    I spoke to two international friends last week, one from Israel and one from Switzerland and I am jealous in that their countries do not market this poison.

  • chrissyB

    I, like millions of others, consider the European Union to be utterly corrupt (you only need to look at the financial and political situations in Greece, Cyprus or Italy to see the evidence). I'm a UK resident and I can assure overseas readers that millions of people in the UK are VERY concerned about bees.
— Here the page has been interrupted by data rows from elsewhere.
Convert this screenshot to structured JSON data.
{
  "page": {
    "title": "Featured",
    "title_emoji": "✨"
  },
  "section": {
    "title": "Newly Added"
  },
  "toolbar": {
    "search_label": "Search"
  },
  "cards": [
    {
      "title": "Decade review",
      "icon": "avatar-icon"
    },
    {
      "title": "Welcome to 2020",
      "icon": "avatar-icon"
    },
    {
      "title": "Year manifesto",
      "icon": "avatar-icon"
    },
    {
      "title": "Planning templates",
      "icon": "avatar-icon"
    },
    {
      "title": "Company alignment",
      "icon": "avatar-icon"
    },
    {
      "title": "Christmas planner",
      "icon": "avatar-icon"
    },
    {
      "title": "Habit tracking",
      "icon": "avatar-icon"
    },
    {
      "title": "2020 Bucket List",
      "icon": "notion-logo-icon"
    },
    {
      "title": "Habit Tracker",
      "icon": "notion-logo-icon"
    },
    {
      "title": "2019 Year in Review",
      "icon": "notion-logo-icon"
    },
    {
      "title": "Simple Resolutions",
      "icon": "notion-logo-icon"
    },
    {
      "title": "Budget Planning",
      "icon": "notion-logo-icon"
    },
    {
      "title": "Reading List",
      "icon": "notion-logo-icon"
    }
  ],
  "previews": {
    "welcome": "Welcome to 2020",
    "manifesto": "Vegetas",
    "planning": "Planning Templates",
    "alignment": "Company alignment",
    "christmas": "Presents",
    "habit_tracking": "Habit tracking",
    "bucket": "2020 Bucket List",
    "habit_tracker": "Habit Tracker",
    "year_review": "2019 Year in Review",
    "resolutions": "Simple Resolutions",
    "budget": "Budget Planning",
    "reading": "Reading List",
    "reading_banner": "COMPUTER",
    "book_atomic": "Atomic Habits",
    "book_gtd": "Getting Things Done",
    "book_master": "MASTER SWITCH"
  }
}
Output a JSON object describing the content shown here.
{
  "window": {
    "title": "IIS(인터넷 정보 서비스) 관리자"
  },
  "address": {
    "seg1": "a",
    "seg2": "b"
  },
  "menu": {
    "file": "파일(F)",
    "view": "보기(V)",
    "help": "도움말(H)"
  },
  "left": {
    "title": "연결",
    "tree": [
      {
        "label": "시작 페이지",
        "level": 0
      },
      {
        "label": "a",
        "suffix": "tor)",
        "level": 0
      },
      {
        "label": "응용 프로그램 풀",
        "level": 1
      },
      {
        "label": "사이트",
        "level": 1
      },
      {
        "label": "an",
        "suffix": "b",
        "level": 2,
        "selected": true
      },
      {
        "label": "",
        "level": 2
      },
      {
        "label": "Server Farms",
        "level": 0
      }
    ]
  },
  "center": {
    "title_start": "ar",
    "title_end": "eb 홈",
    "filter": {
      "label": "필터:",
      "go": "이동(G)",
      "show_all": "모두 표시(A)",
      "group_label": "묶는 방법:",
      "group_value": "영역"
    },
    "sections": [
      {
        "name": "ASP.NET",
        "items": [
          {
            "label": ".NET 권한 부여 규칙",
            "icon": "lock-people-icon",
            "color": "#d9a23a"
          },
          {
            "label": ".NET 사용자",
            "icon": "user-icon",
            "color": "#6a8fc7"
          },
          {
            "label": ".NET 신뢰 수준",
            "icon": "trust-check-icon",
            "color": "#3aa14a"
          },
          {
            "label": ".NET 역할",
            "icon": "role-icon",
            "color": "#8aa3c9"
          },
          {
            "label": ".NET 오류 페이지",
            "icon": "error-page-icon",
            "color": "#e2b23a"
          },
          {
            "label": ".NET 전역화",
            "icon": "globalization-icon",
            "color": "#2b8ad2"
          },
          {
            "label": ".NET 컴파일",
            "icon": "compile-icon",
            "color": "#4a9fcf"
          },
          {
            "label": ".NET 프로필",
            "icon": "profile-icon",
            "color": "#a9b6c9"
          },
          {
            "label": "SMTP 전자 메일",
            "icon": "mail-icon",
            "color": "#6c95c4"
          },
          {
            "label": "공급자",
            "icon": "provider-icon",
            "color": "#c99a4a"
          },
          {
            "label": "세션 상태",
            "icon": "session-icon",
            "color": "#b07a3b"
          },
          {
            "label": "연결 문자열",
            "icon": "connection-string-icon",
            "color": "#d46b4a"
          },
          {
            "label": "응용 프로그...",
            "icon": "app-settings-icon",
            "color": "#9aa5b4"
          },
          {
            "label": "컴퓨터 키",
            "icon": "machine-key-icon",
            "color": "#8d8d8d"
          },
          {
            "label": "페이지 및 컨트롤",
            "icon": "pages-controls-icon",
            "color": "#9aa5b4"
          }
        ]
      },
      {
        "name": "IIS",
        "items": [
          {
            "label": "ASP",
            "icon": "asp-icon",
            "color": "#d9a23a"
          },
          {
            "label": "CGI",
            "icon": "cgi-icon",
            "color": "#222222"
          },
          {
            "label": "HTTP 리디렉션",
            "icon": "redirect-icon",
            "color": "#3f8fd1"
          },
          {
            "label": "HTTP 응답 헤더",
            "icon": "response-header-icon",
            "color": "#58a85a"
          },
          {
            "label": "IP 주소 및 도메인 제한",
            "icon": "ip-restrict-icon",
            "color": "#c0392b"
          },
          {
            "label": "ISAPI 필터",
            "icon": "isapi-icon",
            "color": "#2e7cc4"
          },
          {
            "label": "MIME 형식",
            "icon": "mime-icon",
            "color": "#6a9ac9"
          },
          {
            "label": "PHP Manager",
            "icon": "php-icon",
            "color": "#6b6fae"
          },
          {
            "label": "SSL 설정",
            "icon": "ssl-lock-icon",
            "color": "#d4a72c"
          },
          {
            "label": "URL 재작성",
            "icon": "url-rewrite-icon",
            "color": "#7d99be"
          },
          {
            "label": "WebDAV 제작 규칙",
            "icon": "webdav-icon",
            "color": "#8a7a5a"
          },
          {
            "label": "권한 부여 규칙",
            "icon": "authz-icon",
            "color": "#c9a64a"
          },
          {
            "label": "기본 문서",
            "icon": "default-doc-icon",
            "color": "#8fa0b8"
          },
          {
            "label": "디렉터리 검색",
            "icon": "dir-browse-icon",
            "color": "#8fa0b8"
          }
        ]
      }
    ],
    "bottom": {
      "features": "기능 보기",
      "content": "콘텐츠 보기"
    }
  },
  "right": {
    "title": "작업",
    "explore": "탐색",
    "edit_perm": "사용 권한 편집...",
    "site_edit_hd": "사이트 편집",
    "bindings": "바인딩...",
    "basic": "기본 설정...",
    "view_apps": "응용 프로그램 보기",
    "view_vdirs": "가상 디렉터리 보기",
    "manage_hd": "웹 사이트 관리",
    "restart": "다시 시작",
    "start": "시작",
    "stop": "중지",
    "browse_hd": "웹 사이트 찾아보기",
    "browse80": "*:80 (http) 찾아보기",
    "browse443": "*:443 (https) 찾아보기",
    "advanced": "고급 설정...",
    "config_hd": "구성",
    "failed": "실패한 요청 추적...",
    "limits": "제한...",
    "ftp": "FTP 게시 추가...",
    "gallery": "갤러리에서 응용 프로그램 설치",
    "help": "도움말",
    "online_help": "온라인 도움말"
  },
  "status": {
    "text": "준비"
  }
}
It's rare for the EU to do anything right and only time will tell as regards how long they keep this pesticide ban in place….money talks and money always seems to win; there are too many vested interests all the time that dominate proceedings and try to bend things their way, for their benefit…..certainly not for bees.

    The UK's vote against the ban does not necessarily represent the views of the greater part of the population.

  • squodgy

    Wouldn't it be lovely?

    Sadly all they've done is put it on ice for review in a year or so, which of course allows Bayer, Monsatan, Singenital et al to get together, re-group and change tactics.

    It would be nice if the bureaucrats in the EU were corruption proof, but history says otherwise, so we must think on our feet to ensure those who make the decision know we are watching.